:: Listed entries
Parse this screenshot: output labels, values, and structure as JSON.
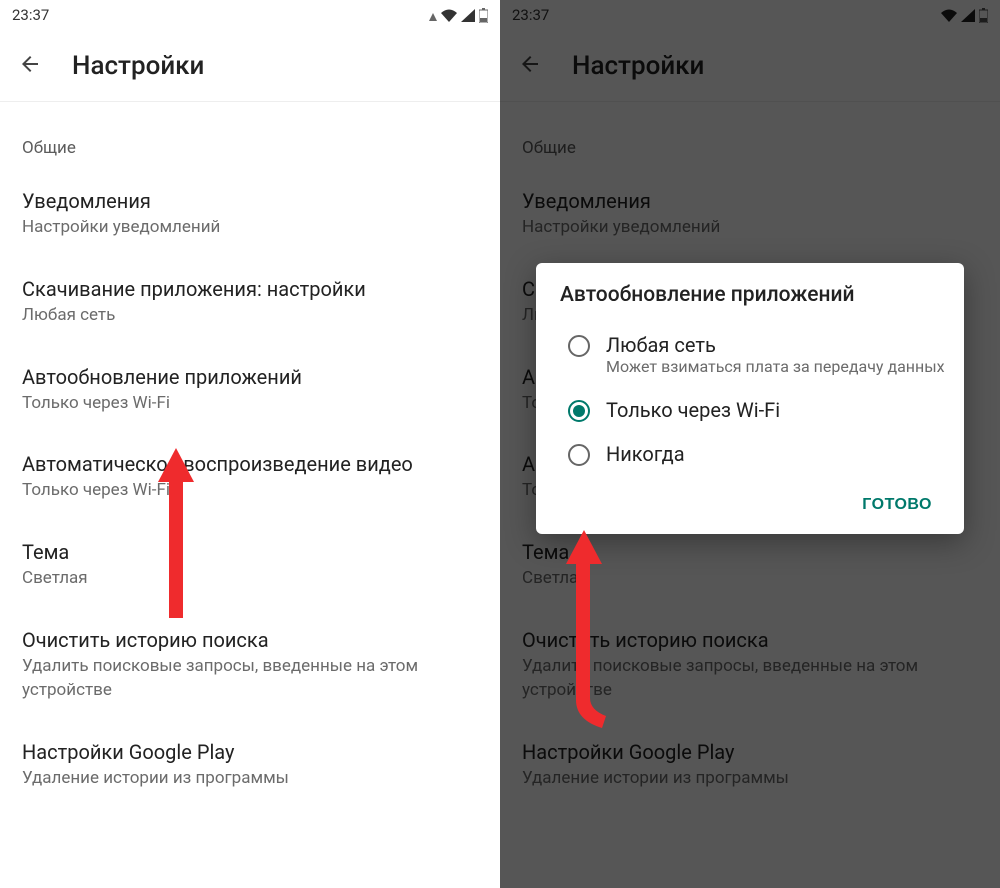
{
  "status": {
    "time": "23:37"
  },
  "topbar": {
    "title": "Настройки"
  },
  "section_general": "Общие",
  "items": {
    "notifications": {
      "title": "Уведомления",
      "sub": "Настройки уведомлений"
    },
    "download": {
      "title": "Скачивание приложения: настройки",
      "sub": "Любая сеть"
    },
    "autoupdate": {
      "title": "Автообновление приложений",
      "sub": "Только через Wi-Fi"
    },
    "autoplay": {
      "title": "Автоматическое воспроизведение видео",
      "sub": "Только через Wi-Fi"
    },
    "theme": {
      "title": "Тема",
      "sub": "Светлая"
    },
    "clear_history": {
      "title": "Очистить историю поиска",
      "sub": "Удалить поисковые запросы, введенные на этом устройстве"
    },
    "play_settings": {
      "title": "Настройки Google Play",
      "sub": "Удаление истории из программы"
    }
  },
  "dialog": {
    "title": "Автообновление приложений",
    "options": {
      "any": {
        "label": "Любая сеть",
        "sub": "Может взиматься плата за передачу данных"
      },
      "wifi": {
        "label": "Только через Wi-Fi"
      },
      "never": {
        "label": "Никогда"
      }
    },
    "done": "ГОТОВО"
  }
}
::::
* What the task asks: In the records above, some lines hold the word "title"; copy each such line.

* Written solution:
    "title": "Настройки"
      "title": "Уведомления",
      "title": "Скачивание приложения: настройки",
      "title": "Автообновление приложений",
      "title": "Автоматическое воспроизведение видео",
      "title": "Тема",
      "title": "Очистить историю поиска",
      "title": "Настройки Google Play",
    "title": "Автообновление приложений",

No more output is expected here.